The first thing you notice about Andrew Dominik’s Killing Them Softly (based on the 1974 novel ‘Cogan’s trade’) is it’s dismal and desolate backdrop. this is T.S Eliots Wasteland; a grey, ashen, god forsaken place. Its post recession America at its ugligest where as Brad Pitt’s character aptly remarks “you’re on your own.”
Enter into the fray two heroin addicted, ex convicted miscreants. you wouldn’t think they could sink any lower but apparently they can as they become pawns in some local crime lord/dry cleaner’s masterplan. Its simple: All they have to do is rob at gunpoint a high value card game (played by other shady, fellon types), steal all the money, take it back to the crime lord/dry cleaner, get their cut and bobs your uncle: they can take enough smack to make the ditch they are living in seem like Beverly Hills.
But of course things don’t go that smoothy and the pair become caught up in a bloody tale of revenge and laissez faire capitalism. Among it’s key players are card game fraudster Trattman, hit man supremo (and cool customer) Brad Pitt, a washed up and pathetic James Gandolfini and an evasive guy called Dillon.

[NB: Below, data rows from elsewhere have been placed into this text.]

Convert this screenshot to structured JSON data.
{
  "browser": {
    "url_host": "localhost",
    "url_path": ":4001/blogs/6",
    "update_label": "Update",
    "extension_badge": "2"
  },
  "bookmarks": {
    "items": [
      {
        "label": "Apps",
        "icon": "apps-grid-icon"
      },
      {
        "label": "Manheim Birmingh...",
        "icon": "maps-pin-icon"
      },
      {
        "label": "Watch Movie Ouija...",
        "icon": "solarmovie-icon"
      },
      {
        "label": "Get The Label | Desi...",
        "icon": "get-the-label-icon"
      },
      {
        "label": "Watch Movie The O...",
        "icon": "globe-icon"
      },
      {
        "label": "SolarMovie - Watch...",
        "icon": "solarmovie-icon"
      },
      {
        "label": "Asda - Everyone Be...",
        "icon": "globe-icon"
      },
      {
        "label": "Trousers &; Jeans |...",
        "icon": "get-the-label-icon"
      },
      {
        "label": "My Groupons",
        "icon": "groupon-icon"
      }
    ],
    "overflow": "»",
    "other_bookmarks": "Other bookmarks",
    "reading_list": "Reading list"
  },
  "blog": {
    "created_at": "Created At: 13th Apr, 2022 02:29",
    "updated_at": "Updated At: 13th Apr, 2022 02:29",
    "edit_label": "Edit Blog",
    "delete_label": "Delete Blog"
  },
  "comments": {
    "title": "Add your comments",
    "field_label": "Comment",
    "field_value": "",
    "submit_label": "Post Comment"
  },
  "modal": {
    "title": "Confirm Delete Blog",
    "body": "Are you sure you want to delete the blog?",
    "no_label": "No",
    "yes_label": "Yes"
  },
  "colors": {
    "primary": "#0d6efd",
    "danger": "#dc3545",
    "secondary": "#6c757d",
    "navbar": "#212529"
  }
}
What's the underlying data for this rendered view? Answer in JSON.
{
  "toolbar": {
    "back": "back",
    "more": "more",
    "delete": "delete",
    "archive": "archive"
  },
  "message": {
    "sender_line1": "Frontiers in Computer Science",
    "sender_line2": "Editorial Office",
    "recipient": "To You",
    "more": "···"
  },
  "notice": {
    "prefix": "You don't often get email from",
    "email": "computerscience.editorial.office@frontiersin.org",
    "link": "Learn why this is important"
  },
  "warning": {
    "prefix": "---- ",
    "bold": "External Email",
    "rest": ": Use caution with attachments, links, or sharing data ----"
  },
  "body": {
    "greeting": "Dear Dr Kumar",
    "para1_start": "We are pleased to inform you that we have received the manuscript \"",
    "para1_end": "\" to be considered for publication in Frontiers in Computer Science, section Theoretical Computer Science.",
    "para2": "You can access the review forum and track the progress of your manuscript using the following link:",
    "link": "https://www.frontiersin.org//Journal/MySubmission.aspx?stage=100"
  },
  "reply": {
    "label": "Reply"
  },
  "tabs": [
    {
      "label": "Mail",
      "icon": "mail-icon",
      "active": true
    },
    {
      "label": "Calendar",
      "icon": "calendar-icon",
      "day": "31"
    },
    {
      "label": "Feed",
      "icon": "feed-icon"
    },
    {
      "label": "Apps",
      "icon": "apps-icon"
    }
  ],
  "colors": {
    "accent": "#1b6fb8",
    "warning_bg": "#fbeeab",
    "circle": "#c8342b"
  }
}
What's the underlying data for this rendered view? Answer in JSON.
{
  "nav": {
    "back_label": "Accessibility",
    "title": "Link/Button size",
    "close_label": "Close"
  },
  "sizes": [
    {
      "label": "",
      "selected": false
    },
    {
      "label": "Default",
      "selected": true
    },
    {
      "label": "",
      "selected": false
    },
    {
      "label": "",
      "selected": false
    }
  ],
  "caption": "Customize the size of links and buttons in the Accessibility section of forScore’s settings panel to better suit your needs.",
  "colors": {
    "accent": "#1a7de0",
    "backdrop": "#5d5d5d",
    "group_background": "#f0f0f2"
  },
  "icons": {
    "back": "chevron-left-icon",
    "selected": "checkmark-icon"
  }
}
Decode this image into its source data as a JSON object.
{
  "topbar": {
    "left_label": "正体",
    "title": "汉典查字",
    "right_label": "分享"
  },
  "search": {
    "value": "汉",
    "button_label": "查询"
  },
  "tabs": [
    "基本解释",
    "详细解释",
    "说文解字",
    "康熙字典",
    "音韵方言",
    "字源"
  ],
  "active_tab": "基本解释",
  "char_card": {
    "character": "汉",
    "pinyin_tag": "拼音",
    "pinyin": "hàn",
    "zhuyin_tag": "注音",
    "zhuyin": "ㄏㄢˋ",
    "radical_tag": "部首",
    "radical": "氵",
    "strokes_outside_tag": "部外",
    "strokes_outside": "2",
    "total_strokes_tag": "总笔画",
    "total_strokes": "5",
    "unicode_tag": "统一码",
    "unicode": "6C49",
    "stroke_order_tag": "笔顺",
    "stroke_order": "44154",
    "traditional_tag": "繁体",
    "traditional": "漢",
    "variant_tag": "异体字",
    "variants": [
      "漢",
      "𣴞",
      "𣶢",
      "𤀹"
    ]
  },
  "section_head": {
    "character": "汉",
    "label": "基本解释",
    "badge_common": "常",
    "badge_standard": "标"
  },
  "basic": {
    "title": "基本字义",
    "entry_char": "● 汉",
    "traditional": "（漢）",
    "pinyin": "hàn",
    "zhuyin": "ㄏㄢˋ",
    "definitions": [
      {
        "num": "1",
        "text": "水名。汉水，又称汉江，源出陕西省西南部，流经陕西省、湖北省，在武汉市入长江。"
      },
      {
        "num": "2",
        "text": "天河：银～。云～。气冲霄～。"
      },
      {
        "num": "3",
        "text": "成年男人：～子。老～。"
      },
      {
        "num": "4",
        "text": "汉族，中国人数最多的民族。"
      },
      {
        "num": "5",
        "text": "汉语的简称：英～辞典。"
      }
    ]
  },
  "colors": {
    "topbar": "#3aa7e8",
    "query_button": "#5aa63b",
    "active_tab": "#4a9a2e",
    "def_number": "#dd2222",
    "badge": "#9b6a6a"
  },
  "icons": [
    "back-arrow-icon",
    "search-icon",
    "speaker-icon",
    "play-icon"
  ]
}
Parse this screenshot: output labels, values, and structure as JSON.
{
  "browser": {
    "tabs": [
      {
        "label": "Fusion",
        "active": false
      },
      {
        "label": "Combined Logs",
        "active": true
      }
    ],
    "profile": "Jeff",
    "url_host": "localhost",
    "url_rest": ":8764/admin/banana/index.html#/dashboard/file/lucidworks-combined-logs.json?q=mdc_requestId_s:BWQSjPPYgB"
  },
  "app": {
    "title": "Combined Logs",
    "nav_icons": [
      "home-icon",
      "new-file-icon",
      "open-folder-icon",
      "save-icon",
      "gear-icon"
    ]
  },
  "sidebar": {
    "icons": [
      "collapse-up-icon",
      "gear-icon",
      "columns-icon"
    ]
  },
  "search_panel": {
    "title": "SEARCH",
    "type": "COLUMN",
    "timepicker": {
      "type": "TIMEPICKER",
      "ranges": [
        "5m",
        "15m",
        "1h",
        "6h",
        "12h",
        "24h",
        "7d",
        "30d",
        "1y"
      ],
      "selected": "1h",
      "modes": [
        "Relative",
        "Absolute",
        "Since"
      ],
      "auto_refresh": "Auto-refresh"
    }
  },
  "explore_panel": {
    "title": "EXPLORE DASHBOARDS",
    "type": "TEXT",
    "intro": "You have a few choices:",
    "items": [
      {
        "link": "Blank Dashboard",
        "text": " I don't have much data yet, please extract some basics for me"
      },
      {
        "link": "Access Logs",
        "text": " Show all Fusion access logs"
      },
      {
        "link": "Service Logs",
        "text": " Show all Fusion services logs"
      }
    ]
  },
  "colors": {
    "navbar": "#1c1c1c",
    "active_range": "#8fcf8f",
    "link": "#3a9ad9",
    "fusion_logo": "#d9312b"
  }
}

Firstly, I think its important to mention that this film was a lot shorter than I thought it was going to be. This is odd because at times the pace does seem a little slow. There are a few annoying interludes, such as where one of the aforemention miscreants goes on a drug fulled trip and the shot fades in and out of focus to convey his mindstate – clever at first but goes on far too long! However, I have to conceed that even when particular sceens seem to uneccessarily flesh out dialogue, the script picks itself up again and saves us from losing interest in the plot. Secondly, I must point out that what I think this movie essentially reveals is the power of screen presence- that intangible quality that distingishes a good actor from a movie star. When the charismatic players are on set the action seems more alive. Its not that any of the actors we see initially are particularly bad, its more that when Brad Pitt appears, the film just seems to get better. Likewise, Ray Liotta (once again) gives an enigmatic performance for relitively little screen time.
The plot flows well, there are some sub dramas and backstory of certain characters but they only exist to serve the main narrative – we are never too concerned with the details. If this film had been directed by Guy Ritchie (and its the sort of thing he would) it was have been much faster paced and there would have been distinct comidic elements. Theres enough material here to have some laughs but Domink doesn’t go there – this isn’t supposed to be funny.
I’ve read reviews that proclaimed this movie to be a ‘bloodbath’ and I don’t think thats fair. yes, there are some cringingly grotesque moments but its honestly just in the service of realism and whats wrong with that? Its certainly not gratuatous or misplaced. The point of this film is its dirty, grimey and real: bloodshed with a hollywood censory vaneer would undermine it.
The essence of this movie is it’s ironic discourse. The absurd hypocrasy that the American dream is still (or ever was) attainable for everyone regardless of social standing is the theme that permeates. the action throughout is laced with various television screens showing Obama and Bush spout the usual verbatim of hope and unity. It seems completely unfeesable when set against this post apocolyptic void. It brings to mind the desolation and degredation of those left with nothing in the wake of hurricane Katrina. The stark and brutal reality serves as a reminder that gulf in society is massive and you wonder how those at the bottom could ever imagine an egalitarian future. Worth an hour and half of your time.